Records from a dataset:
____________

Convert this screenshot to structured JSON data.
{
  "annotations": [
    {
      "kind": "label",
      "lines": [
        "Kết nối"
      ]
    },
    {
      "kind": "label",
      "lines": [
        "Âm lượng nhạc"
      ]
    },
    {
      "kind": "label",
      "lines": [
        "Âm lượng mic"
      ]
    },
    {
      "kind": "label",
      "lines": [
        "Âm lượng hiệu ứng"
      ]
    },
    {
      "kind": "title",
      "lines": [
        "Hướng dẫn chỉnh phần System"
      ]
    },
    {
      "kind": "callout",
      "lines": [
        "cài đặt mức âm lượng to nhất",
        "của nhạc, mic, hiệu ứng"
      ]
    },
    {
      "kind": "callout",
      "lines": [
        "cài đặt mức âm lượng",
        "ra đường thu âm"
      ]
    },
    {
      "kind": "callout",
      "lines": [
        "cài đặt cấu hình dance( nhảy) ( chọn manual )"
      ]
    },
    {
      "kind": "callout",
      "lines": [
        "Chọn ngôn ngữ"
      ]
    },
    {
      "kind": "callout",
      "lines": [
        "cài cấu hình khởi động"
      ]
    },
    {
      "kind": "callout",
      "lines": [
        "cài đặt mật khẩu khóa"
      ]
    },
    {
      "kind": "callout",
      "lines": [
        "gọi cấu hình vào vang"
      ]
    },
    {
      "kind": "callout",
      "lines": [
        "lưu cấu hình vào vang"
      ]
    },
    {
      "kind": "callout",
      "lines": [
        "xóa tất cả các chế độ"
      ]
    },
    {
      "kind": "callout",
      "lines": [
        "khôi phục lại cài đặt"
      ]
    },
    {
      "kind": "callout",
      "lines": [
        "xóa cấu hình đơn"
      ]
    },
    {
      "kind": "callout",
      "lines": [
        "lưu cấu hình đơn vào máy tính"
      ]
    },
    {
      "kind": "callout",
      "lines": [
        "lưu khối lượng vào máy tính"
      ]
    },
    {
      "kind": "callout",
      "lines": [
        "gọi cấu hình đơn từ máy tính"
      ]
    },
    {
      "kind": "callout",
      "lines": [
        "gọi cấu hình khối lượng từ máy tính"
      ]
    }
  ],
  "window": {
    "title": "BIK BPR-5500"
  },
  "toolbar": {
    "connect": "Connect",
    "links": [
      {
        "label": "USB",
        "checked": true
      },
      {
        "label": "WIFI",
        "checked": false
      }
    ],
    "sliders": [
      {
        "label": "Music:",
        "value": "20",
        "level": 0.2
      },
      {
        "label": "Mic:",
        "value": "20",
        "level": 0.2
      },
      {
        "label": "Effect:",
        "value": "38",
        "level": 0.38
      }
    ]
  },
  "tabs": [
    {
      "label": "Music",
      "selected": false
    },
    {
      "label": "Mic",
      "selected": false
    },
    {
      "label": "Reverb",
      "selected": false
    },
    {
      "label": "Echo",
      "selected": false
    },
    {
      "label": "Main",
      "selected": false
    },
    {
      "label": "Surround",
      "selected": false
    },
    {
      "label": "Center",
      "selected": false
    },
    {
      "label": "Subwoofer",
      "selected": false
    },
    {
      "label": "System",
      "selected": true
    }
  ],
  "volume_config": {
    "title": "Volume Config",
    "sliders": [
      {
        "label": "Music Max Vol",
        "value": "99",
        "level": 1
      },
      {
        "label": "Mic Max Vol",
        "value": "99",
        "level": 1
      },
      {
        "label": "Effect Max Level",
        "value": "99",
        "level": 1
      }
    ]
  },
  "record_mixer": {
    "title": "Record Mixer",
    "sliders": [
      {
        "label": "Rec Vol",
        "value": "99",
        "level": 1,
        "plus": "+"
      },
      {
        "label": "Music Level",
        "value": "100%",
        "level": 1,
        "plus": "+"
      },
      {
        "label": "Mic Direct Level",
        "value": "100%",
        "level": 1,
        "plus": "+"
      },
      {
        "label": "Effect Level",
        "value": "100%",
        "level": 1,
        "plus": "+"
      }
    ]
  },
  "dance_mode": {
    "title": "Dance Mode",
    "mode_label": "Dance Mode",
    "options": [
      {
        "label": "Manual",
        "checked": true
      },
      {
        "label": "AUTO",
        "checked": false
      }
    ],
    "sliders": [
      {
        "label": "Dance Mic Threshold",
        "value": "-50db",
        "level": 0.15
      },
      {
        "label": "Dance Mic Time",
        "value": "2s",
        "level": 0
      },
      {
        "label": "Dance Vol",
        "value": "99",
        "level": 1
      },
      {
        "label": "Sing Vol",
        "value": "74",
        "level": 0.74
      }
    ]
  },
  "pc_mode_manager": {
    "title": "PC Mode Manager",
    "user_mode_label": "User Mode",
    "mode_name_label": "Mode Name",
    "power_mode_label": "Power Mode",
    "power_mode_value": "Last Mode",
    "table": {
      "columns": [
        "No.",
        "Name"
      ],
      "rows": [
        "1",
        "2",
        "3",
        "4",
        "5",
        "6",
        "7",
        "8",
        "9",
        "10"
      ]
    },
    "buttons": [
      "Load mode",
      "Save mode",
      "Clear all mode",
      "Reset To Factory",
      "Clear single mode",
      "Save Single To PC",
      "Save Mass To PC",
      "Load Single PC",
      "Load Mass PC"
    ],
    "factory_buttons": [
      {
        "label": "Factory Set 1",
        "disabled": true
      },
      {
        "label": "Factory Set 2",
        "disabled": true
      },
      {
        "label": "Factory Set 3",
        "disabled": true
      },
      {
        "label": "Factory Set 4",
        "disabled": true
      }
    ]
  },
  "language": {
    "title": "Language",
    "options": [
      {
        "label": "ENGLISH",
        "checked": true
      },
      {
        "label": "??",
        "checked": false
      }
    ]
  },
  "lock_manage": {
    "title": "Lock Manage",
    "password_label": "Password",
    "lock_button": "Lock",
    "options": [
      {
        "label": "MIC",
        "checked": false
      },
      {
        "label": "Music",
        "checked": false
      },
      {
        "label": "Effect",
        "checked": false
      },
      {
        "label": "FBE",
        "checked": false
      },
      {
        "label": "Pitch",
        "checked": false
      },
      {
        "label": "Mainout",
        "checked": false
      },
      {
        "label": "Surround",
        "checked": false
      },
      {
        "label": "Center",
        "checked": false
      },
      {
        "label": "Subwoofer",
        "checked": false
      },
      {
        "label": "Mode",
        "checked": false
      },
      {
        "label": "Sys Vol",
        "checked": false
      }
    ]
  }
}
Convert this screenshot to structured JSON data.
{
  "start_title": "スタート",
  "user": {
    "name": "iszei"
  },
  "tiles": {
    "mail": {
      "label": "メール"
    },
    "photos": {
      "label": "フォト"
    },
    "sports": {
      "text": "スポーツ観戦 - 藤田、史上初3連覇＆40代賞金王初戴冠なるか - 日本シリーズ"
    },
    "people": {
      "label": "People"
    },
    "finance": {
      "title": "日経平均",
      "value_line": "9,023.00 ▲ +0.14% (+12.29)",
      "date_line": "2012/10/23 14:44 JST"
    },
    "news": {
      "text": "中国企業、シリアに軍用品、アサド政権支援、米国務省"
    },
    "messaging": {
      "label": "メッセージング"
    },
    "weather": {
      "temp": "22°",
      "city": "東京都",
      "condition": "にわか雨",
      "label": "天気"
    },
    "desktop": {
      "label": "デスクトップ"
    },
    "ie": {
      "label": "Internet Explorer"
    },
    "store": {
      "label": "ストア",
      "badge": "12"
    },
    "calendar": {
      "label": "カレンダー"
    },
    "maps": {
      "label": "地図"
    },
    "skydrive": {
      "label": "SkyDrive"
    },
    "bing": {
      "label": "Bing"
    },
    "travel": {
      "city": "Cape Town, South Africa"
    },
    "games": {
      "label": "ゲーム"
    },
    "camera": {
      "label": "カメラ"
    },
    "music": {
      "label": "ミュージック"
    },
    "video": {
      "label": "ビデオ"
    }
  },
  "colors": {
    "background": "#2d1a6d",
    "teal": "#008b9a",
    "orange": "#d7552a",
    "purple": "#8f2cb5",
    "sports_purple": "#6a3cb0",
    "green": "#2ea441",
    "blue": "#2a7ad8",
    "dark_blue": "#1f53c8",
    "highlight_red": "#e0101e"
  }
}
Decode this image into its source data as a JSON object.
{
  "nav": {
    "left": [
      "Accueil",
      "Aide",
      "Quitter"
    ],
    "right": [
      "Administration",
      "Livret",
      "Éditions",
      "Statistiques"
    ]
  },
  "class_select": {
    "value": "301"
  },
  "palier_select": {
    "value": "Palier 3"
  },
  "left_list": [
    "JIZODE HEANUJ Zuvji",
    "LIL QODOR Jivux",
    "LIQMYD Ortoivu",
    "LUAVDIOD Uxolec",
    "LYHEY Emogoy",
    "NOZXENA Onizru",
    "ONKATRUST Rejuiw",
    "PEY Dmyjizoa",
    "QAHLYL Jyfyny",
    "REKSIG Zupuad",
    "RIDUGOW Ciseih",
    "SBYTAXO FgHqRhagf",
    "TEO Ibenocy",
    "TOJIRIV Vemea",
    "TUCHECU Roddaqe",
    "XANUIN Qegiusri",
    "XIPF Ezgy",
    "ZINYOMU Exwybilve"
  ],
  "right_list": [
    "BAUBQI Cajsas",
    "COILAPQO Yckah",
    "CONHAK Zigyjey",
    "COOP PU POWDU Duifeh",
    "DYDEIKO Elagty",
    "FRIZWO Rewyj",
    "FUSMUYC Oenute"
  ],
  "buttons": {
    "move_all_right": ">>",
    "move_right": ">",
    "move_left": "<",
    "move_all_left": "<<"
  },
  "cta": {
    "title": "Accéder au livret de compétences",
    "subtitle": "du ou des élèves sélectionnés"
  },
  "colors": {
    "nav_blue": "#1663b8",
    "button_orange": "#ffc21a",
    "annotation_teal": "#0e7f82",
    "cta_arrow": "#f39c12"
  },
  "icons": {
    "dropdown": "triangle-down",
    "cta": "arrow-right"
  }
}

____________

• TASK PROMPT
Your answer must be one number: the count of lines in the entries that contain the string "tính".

• YOUR SOLUTION
4